The High Point volleyball program may not reside on the Mount Rushmore of NCAA teams in the sport, but that isn’t keeping the Panthers from having a monumental run in 2017.
Sure, it’s no shock to see High Point bashing away in the win-loss column. The Panthers won the Big South tournament last year to reach the NCAA Tournament for the second time since it began Division I play in 1999. And as Big South preseason favorites in 2017, High Point has two all-Big South honorees in senior Haley Barnes and junior Molly Livingston, who are meeting and exceeding expectations.
Two weeks into October, the Panthers are percolating. After Tuesday’s sweep of Liberty, High Point is 7-0 in the Big South (14-6 overall) and winners of 17 straight sets, the longest current streak in the nation. Five of the league wins came on the road, and the team is now receiving votes in the VolleyballMag.com Mid-Major Poll presented by the NIVC.
“We’re excited where we are at. We lost two or three matches in the pre-conference where we’ve felt like we’d love to have back or finish better,” said second-year Panthers coach Tom Mendoza, who was an assistant at Creighton as the Bluejays built their strong mid-major resume. “However, we thought it was possible we’d start 0-10, with no automatic wins on that pre-conference schedule. I give credit to the group … but there’s no concern about getting caught up in the hype because our most important matches are in front of us.
Next up for the Panthers are home matches against UNC Asheville (4-2 Big South, 8-9 overall) on Saturday and Gardner-Webb (1-6, 7-13) next Tuesday.
“We don’t have to convince the team about why we should keep trying to get better,” Mendoza said. “Everyone knows it comes down to a couple weekends in November, and the goal is to keep taking steps in the right direction.”
Mendoza has been determined to not needlessly mess with the chemistry of his inherited roster. High Point finished 21-10 in coach Jason Oliver’s final year — he moved on to become an assistant at Indiana — with Barnes and Livingston anchoring the offense and Katie Tylman also showing her mettle as a sophomore. The primary concern had to do with consistency, as the Panthers would often follow up two straight terrific efforts with a clunker.

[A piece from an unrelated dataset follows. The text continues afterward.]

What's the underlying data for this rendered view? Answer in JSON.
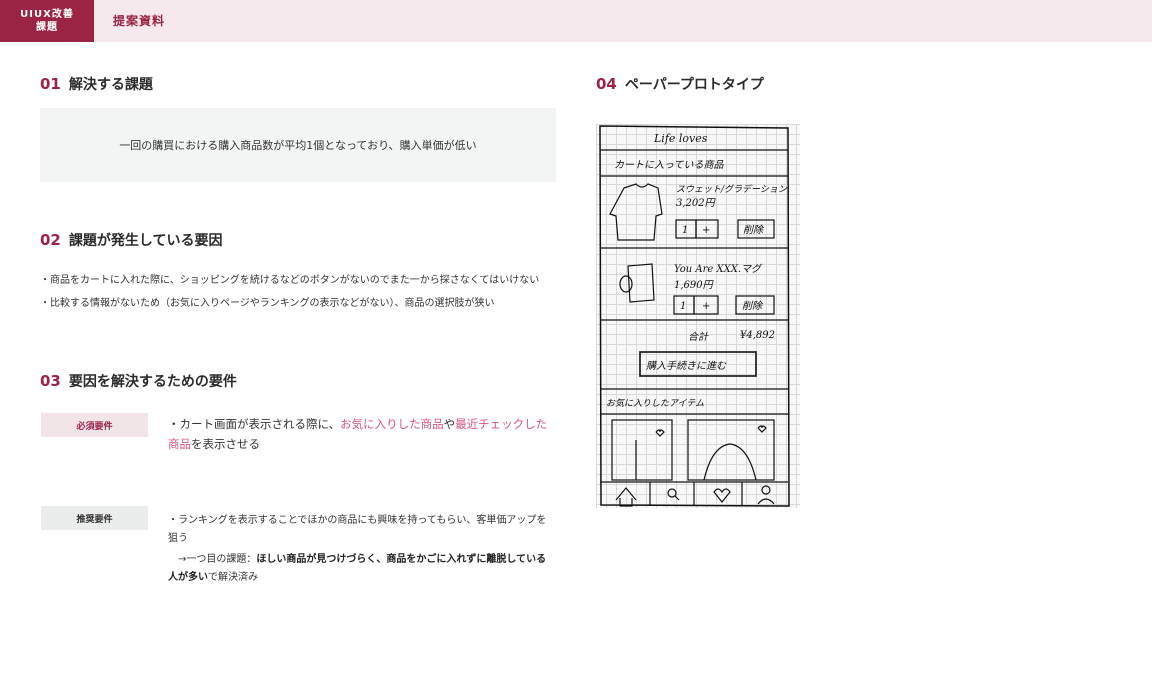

“I felt very comfortable starting at High Point, because I saw a lot of similarities with Creighton. That was a strong group, but a team that had never won its conference or been to the NCAA tournament,” Mendoza said. “We learned as a group how to succeed on a national level; that group didn’t have a history of success. At High Point, we were not rebuilding, but again it hadn’t had sustained success relative to our conference, winning championships. You just have to go through it as a group and learn what it takes.
“I tried to emphasize that, rather than change the structure of the defense, or our terminology. We peaked late (in 2016), were somewhat consistent, and were playing our best at the end. I’d say there’s more complexity to defense now, more stability, more consistent play. We won our tournament and after that we believed we should expect it out of ourselves, but still needed to learn how to play that well for every single match.”
Livingston is hitting a stellar .387 and leads the team in kills with 229 and also in blocks with 76, just more than one per set. Barnes gets tasked with the difficult swings when the team is out of system, but she has 226 kills, leads the way in aces (34) and is second in digs. Tylman is hitting .287 and has 175 kills, while the back row is fortified nicely by freshman libero Abby Bottomley. Mendoza also needed some production from a fresh face on the ride side after factoring in graduation, and freshman Katie Doering has been a stabilizing force.
At setter, the Panthers found themselves very naturally evolving into a 6-2 system. Last year, Carly Jimenez began to take on more responsibility there, but wasn’t expected to shoulder the entire task, while Jenna Smith also began to show some ability in that space. In 2017, Jimenez (a senior) and Smith (a sophomore) combine for about 12 assists per set.
“We felt that a 6-2 matched our strengths. Last year, Carly as a junior hadn’t set as much, so she was learning how to step into that starting role,” Mendoza said, “and we had a good young freshman in Jenna Smith, but she was learning what the college game is all about.
“They were both just excited to be on the court. Both are so selfless and want team to be successful, so playing in a 6-2 is not a sacrifice. It’s a little unusual having to take on that role as a leader on the floor half the time, but they have been very good ones.”